    Reducing water consumption is NOT a choice where I live in Florida. For at least 5 years we have been under "severe' water restrictions. It involves when you can water the grass, we don't, when & how you can wash the car, we don't but instead let the rain do it.

    We have rain barrels, take 5 min max showers, always turn the water off when brushing teeth, have low flow shower & toilets, fill a bowl with soapy water to wash misc. items that don't go in the dishwasher which is run on the water saver cycle and only when full.

    As you so clearly state, baby steps and the repetition makes it ingrained. Please work on the toothbrushing, you'll be helping everyone by your example.

    Oh yes, could you rack dry your laundry at night so it's not a daytime distraction?

  8. Betsy Talbot says

    Nice report card, Angela. I'm not sure how it works for a regular composting bin, but the ones here in Seattle that the city picks up every week do allow for food-soiled paper. I wouldn't use my microfiber or regular towels to pick up grease, either. Check it out to see if your occasional paper towels would be compost-ible.

  9. Kim says

    Hi Angela, I've just recently started reading your blog and I love it. Thanks for sharing your baby steps report card. I've recently started The Compact and have a few other mini-projects going, but I love the idea of making myself a proper cohesive list of things to improve upon for the year. I think I'll borrow your idea, post my 'baby-step' plans on my blog and then rate progress at the end of the year. Thanks for again for sharing your great ideas and inspiration!

  10. Angela says

    Congratulations on your new habits, everyone!Cloth bags, library, less driving- all stuff I've been doing as well. Thanks for making a comment and sharing your baby steps.

    Bellen- Congrats on composting and line-drying as a habit for so long. I do remember my mom line-drying our clothes when I was very young. I think for that generation it was a sign of "moving up" to get an electric dryer and they never looked back… I am going to make a point of turning off the water when I brush my teeth- it should be so easy. My husband and I were just talking last night about getting an efficient drying rack for clothes- I have always done a lot of delicates and sweaters by hand, but throw jeans, towels, and workout clothes in the washer.

    Betsy- We're using far fewer paper towels, but that's a good idea to compost them…
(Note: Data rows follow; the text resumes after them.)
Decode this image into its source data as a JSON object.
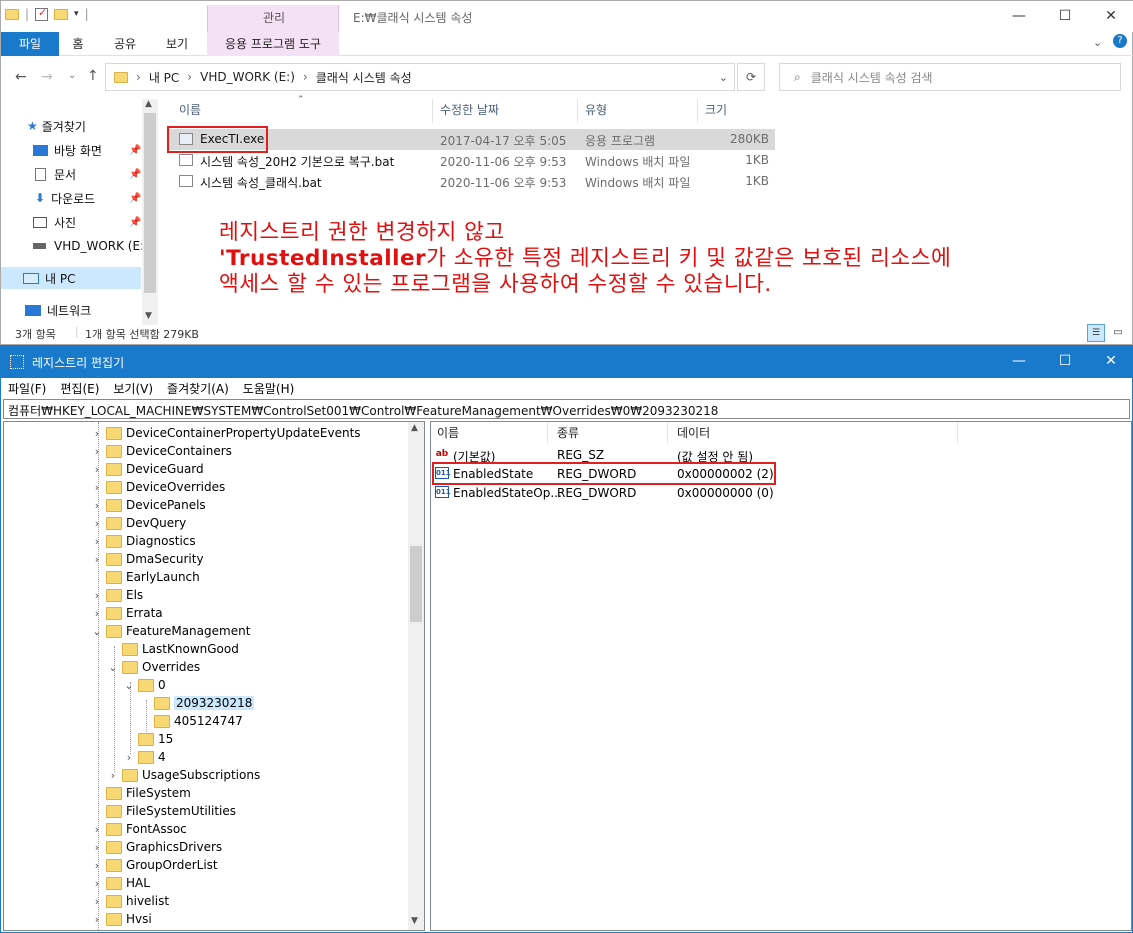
{
  "explorer": {
    "window_title": "E:₩클래식 시스템 속성",
    "context_tab_group": "관리",
    "tabs": [
      "파일",
      "홈",
      "공유",
      "보기",
      "응용 프로그램 도구"
    ],
    "breadcrumb": [
      "내 PC",
      "VHD_WORK (E:)",
      "클래식 시스템 속성"
    ],
    "search_placeholder": "클래식 시스템 속성 검색",
    "nav": {
      "quick_access": "즐겨찾기",
      "items": [
        "바탕 화면",
        "문서",
        "다운로드",
        "사진",
        "VHD_WORK (E:)"
      ],
      "this_pc": "내 PC",
      "network": "네트워크"
    },
    "columns": [
      "이름",
      "수정한 날짜",
      "유형",
      "크기"
    ],
    "files": [
      {
        "name": "ExecTI.exe",
        "date": "2017-04-17 오후 5:05",
        "type": "응용 프로그램",
        "size": "280KB"
      },
      {
        "name": "시스템 속성_20H2 기본으로 복구.bat",
        "date": "2020-11-06 오후 9:53",
        "type": "Windows 배치 파일",
        "size": "1KB"
      },
      {
        "name": "시스템 속성_클래식.bat",
        "date": "2020-11-06 오후 9:53",
        "type": "Windows 배치 파일",
        "size": "1KB"
      }
    ],
    "status_count": "3개 항목",
    "status_selected": "1개 항목 선택함 279KB",
    "annotation": {
      "line1": "레지스트리 권한 변경하지 않고",
      "line2_bold": "'TrustedInstaller",
      "line2_rest": "가 소유한 특정 레지스트리 키 및 값같은 보호된 리소스에",
      "line3": "액세스 할 수 있는 프로그램을 사용하여 수정할 수 있습니다."
    }
  },
  "regedit": {
    "title": "레지스트리 편집기",
    "menu": [
      "파일(F)",
      "편집(E)",
      "보기(V)",
      "즐겨찾기(A)",
      "도움말(H)"
    ],
    "path": "컴퓨터₩HKEY_LOCAL_MACHINE₩SYSTEM₩ControlSet001₩Control₩FeatureManagement₩Overrides₩0₩2093230218",
    "tree": [
      {
        "label": "DeviceContainerPropertyUpdateEvents",
        "level": 0,
        "chevron": "right"
      },
      {
        "label": "DeviceContainers",
        "level": 0,
        "chevron": "right"
      },
      {
        "label": "DeviceGuard",
        "level": 0,
        "chevron": "right"
      },
      {
        "label": "DeviceOverrides",
        "level": 0,
        "chevron": "right"
      },
      {
        "label": "DevicePanels",
        "level": 0,
        "chevron": "right"
      },
      {
        "label": "DevQuery",
        "level": 0,
        "chevron": "right"
      },
      {
        "label": "Diagnostics",
        "level": 0,
        "chevron": "right"
      },
      {
        "label": "DmaSecurity",
        "level": 0,
        "chevron": "right"
      },
      {
        "label": "EarlyLaunch",
        "level": 0,
        "chevron": "none"
      },
      {
        "label": "Els",
        "level": 0,
        "chevron": "right"
      },
      {
        "label": "Errata",
        "level": 0,
        "chevron": "right"
      },
      {
        "label": "FeatureManagement",
        "level": 0,
        "chevron": "down"
      },
      {
        "label": "LastKnownGood",
        "level": 1,
        "chevron": "none"
      },
      {
        "label": "Overrides",
        "level": 1,
        "chevron": "down"
      },
      {
        "label": "0",
        "level": 2,
        "chevron": "down"
      },
      {
        "label": "2093230218",
        "level": 3,
        "chevron": "none",
        "selected": true
      },
      {
        "label": "405124747",
        "level": 3,
        "chevron": "none"
      },
      {
        "label": "15",
        "level": 2,
        "chevron": "none"
      },
      {
        "label": "4",
        "level": 2,
        "chevron": "right"
      },
      {
        "label": "UsageSubscriptions",
        "level": 1,
        "chevron": "right"
      },
      {
        "label": "FileSystem",
        "level": 0,
        "chevron": "none"
      },
      {
        "label": "FileSystemUtilities",
        "level": 0,
        "chevron": "none"
      },
      {
        "label": "FontAssoc",
        "level": 0,
        "chevron": "right"
      },
      {
        "label": "GraphicsDrivers",
        "level": 0,
        "chevron": "right"
      },
      {
        "label": "GroupOrderList",
        "level": 0,
        "chevron": "right"
      },
      {
        "label": "HAL",
        "level": 0,
        "chevron": "right"
      },
      {
        "label": "hivelist",
        "level": 0,
        "chevron": "right"
      },
      {
        "label": "Hvsi",
        "level": 0,
        "chevron": "right"
      }
    ],
    "columns": [
      "이름",
      "종류",
      "데이터"
    ],
    "values": [
      {
        "name": "(기본값)",
        "type": "REG_SZ",
        "data": "(값 설정 안 됨)",
        "icon": "ab"
      },
      {
        "name": "EnabledState",
        "type": "REG_DWORD",
        "data": "0x00000002 (2)",
        "icon": "bin"
      },
      {
        "name": "EnabledStateOp...",
        "type": "REG_DWORD",
        "data": "0x00000000 (0)",
        "icon": "bin"
      }
    ]
  },
  "colors": {
    "accent": "#1979ca",
    "highlight_red": "#e02020",
    "selection": "#cce8ff",
    "folder": "#f8d775"
  }
}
    Kim- Good luck and thanks for commenting. It's a continuing process…

Leave a Reply

Your email address will not be published. Required fields are marked *